Mentions: We have applied competitive PCR to determine DNA copy number by exploiting the high degree of conservation between orthologous human and chimpanzee genomic sequence. To achieve this we have co-amplified orthologous loci and targeted non-conserved nucleotides by primer extension to distinguish between template from the two species (Figure 1). Quantitative interspecies qicPCR uses the entire genome of a single chimpanzee as a competitor. This results in the requirement for only a single competitor sample for all assays and dramatically increasing the potential of large numbers of loci to be analysed in multiplex. As the rate of fixed (non-polymorphic) interspecies sequence divergence is ∼1% (26) then >3 × 107 single nucleotides could potentially be targeted. Therefore, qicPCR can potentially be used to analyse the majority of CNVs. These factors, together with accuracy, low cost and potential application to array platforms make it potentially amenable to studies performing multiplex high throughput association analysis of CNVs. Here, we establish proof of concept by first accurately detecting previously characterized mutations at the PARK2 locus and then demonstrating the potential of qicPCR to analyse CNVs in association studies by genotyping chromosome 22q11 deletions in a sample of previously characterized patients and normal controls.Figure 1.

Bottom Line: Over recent years small submicroscopic DNA copy-number variants (CNVs) have been highlighted as an important source of variation in the human genome, human phenotypic diversity and disease susceptibility.Consequently, there is a pressing need for the development of methods that allow the efficient, accurate and cheap measurement of genomic copy number polymorphisms in clinical cohorts.In this study we establish proof of concept by accurately detecting previously characterized mutations at the PARK2 locus and then demonstrating the potential of quantitative interspecies competitive PCR (qicPCR) to accurately genotype CNVs in association studies by analysing chromosome 22q11 deletions in a sample of previously characterized patients and normal controls.

View Article: PubMed Central - PubMed

Affiliation: Department of Psychological Medicine, Wales School of Medicine, Cardiff University, Heath Park, Cardiff CF14 4XN, UK. williamsnm@cf.ac.uk

ABSTRACT
Over recent years small submicroscopic DNA copy-number variants (CNVs) have been highlighted as an important source of variation in the human genome, human phenotypic diversity and disease susceptibility.
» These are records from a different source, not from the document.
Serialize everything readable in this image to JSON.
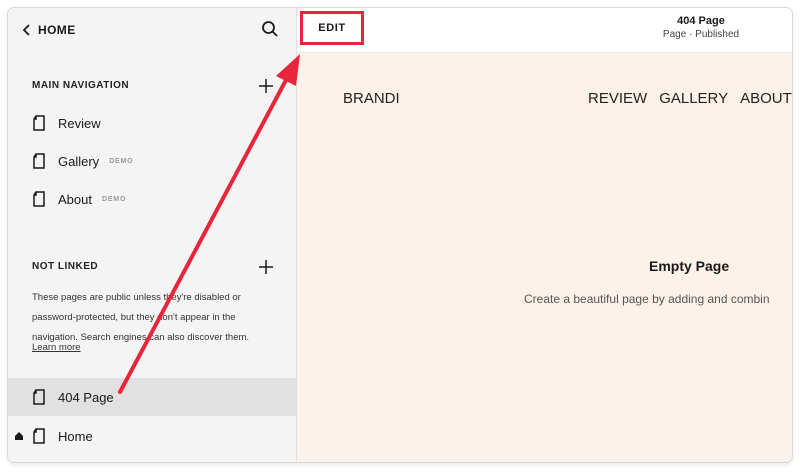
{
  "sidebar": {
    "back_label": "HOME",
    "main_navigation": {
      "title": "MAIN NAVIGATION",
      "items": [
        {
          "label": "Review",
          "badge": ""
        },
        {
          "label": "Gallery",
          "badge": "DEMO"
        },
        {
          "label": "About",
          "badge": "DEMO"
        }
      ]
    },
    "not_linked": {
      "title": "NOT LINKED",
      "description": "These pages are public unless they're disabled or password-protected, but they don't appear in the navigation. Search engines can also discover them.",
      "learn_more": "Learn more",
      "items": [
        {
          "label": "404 Page"
        },
        {
          "label": "Home"
        }
      ]
    }
  },
  "topbar": {
    "edit_label": "EDIT",
    "page_title": "404 Page",
    "page_status": "Page · Published"
  },
  "preview": {
    "brand": "BRANDI",
    "nav": [
      "REVIEW",
      "GALLERY",
      "ABOUT"
    ],
    "empty_title": "Empty Page",
    "empty_subtitle": "Create a beautiful page by adding and combin"
  },
  "colors": {
    "highlight_red": "#e8253a",
    "preview_bg": "#fdf2ea",
    "sidebar_bg": "#f4f4f4",
    "selected_row": "#e1e1e1"
  },
  "icons": [
    "chevron-left-icon",
    "search-icon",
    "plus-icon",
    "page-icon",
    "home-icon"
  ]
}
Consequently, there is a pressing need for the development of methods that allow the efficient, accurate and cheap measurement of genomic copy number polymorphisms in clinical cohorts. We have developed a simple competitive PCR based method to determine DNA copy number which uses the entire genome of a single chimpanzee as a competitor thus eliminating the requirement for competitive sequences to be synthesized for each assay. This results in the requirement for only a single reference sample for all assays and dramatically increases the potential for large numbers of loci to be analysed in multiplex. In this study we establish proof of concept by accurately detecting previously characterized mutations at the PARK2 locus and then demonstrating the potential of quantitative interspecies competitive PCR (qicPCR) to accurately genotype CNVs in association studies by analysing chromosome 22q11 deletions in a sample of previously characterized patients and normal controls.

Show MeSH
Related in: MedlinePlus